## Source data
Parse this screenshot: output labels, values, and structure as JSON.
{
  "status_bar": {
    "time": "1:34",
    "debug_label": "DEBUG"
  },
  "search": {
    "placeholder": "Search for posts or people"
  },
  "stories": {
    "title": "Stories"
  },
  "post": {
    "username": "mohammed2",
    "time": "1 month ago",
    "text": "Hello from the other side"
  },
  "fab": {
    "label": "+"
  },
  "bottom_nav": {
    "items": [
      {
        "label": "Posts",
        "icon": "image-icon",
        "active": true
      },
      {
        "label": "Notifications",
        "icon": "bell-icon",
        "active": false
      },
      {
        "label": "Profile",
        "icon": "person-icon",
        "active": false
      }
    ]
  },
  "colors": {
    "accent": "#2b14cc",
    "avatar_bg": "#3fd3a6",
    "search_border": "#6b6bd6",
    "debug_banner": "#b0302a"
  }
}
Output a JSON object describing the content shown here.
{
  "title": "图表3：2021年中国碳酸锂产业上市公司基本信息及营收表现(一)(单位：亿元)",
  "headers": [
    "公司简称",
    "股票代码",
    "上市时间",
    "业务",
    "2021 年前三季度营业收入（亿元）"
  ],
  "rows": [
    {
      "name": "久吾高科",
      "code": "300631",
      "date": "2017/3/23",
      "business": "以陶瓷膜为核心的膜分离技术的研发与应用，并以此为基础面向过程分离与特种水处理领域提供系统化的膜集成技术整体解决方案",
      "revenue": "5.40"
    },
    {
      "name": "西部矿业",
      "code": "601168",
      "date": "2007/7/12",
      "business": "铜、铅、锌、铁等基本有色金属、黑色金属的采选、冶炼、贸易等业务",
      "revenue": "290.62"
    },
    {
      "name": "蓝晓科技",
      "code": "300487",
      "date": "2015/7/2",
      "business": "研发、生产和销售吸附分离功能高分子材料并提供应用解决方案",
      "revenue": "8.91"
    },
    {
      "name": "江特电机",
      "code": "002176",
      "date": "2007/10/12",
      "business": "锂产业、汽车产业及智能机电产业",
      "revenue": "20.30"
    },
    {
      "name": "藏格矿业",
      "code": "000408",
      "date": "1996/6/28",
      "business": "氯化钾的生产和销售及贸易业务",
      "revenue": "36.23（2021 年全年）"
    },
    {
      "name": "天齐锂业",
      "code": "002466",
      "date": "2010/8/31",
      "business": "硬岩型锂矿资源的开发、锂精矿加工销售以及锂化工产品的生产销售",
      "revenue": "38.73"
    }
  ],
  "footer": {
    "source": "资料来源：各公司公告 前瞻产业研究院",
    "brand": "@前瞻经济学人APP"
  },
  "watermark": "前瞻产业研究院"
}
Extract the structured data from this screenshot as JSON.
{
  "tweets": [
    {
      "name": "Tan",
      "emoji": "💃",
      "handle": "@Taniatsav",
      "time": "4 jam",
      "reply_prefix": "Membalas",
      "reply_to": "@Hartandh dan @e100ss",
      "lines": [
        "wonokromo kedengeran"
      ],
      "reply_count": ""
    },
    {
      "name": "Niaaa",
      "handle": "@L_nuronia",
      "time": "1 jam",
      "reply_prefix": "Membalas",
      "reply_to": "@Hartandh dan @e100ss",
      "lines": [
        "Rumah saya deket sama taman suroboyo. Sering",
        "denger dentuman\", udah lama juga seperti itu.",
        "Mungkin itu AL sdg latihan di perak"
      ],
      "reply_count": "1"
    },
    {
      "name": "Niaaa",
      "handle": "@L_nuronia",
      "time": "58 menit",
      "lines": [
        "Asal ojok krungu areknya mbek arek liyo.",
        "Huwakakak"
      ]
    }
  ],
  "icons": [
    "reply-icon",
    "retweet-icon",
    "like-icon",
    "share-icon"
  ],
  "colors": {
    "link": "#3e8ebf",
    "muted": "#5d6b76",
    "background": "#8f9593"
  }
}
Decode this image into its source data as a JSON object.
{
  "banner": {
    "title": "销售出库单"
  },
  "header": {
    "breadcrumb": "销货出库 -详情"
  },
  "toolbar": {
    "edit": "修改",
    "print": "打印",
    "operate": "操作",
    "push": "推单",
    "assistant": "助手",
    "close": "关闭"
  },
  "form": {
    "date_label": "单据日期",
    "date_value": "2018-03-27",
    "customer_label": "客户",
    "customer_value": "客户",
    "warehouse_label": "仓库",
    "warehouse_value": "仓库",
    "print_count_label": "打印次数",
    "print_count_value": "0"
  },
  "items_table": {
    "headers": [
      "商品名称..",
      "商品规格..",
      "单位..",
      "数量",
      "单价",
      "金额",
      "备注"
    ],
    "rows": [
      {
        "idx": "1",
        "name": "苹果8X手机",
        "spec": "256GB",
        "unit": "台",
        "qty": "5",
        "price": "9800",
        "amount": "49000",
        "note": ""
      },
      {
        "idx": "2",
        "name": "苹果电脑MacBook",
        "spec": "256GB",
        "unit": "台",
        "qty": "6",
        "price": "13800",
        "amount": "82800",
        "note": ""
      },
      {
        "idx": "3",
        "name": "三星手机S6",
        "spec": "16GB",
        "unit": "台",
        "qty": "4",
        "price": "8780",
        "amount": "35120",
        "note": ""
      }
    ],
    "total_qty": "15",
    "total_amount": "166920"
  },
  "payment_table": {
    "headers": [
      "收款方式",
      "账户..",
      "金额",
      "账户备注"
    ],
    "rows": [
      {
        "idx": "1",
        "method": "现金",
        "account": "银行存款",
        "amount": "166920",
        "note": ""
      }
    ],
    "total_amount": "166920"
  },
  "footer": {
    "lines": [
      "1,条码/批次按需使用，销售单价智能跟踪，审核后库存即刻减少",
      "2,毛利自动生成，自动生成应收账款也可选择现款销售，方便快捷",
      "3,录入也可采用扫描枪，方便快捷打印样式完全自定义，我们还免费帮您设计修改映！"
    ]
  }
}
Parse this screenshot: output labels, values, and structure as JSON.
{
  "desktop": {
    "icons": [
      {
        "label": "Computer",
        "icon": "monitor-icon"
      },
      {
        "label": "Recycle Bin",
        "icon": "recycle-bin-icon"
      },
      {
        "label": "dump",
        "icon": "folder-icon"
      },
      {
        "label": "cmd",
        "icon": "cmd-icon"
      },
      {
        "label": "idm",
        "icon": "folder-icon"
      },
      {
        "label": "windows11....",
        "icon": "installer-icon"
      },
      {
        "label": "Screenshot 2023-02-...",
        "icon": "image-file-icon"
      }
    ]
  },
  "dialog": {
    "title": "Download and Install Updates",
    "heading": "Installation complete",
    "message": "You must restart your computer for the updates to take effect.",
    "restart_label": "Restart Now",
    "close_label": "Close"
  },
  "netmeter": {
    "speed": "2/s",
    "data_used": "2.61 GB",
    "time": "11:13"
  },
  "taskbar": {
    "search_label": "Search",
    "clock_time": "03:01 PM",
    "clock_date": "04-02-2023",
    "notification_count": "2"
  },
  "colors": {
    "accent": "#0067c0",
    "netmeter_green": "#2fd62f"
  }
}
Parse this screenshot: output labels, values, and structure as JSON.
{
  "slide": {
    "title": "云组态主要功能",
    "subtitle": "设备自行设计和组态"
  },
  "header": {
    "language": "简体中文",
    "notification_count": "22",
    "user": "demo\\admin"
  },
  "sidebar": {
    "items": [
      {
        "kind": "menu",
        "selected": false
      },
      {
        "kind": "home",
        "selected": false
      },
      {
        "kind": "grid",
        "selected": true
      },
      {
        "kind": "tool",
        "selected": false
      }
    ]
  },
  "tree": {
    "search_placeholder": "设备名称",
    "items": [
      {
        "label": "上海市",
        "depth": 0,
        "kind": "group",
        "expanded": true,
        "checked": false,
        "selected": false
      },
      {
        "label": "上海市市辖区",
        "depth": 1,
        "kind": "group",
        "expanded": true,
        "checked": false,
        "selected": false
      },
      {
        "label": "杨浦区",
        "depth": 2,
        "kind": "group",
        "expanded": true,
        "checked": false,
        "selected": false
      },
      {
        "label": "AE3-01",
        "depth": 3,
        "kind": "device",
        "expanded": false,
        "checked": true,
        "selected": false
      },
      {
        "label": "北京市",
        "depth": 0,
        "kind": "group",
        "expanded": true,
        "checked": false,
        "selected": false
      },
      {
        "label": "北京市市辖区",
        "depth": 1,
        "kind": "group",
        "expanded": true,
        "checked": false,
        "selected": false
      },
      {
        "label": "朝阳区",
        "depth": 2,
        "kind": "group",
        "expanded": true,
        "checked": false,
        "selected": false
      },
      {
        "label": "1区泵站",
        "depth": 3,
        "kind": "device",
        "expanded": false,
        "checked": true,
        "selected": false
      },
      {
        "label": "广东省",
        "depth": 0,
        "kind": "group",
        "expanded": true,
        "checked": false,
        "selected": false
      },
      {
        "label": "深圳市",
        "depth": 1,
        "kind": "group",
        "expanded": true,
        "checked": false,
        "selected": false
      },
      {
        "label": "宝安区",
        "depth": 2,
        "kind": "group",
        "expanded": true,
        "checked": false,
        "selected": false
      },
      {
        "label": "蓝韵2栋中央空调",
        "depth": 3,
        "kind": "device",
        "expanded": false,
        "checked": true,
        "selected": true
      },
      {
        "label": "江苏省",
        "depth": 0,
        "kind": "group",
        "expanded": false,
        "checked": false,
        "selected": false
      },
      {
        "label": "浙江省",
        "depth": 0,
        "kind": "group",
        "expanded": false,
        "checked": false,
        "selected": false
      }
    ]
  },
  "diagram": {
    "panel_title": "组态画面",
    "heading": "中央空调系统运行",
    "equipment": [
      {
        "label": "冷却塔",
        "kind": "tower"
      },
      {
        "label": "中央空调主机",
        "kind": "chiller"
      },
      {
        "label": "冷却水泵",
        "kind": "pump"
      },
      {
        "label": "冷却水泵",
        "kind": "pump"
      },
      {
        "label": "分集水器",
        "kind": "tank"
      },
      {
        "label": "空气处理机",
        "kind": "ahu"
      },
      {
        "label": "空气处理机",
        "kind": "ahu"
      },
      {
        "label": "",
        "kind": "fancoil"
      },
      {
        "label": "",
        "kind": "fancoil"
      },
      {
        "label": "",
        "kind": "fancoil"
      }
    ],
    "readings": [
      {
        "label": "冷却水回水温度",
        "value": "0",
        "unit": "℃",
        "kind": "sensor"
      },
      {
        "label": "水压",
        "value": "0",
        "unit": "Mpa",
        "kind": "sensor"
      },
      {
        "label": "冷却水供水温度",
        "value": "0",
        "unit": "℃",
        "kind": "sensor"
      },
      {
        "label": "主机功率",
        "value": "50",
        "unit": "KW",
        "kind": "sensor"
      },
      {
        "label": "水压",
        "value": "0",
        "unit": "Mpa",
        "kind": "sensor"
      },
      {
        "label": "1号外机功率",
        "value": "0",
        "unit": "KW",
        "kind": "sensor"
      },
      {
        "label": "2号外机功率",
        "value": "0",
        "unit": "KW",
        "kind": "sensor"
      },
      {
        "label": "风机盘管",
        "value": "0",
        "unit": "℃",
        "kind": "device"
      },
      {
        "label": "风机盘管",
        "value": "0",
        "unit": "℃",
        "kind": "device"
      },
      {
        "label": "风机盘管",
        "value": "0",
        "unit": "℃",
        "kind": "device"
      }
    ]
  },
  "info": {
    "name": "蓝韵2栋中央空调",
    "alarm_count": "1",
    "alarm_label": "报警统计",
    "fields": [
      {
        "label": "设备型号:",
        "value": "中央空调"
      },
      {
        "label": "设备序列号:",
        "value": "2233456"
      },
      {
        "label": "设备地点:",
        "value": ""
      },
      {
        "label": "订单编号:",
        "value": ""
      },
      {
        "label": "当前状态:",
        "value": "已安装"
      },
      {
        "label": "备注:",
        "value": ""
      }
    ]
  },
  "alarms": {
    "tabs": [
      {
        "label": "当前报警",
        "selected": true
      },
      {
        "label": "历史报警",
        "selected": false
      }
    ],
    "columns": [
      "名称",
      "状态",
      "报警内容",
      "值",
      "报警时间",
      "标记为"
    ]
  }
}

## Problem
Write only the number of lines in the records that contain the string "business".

## Result for this task
6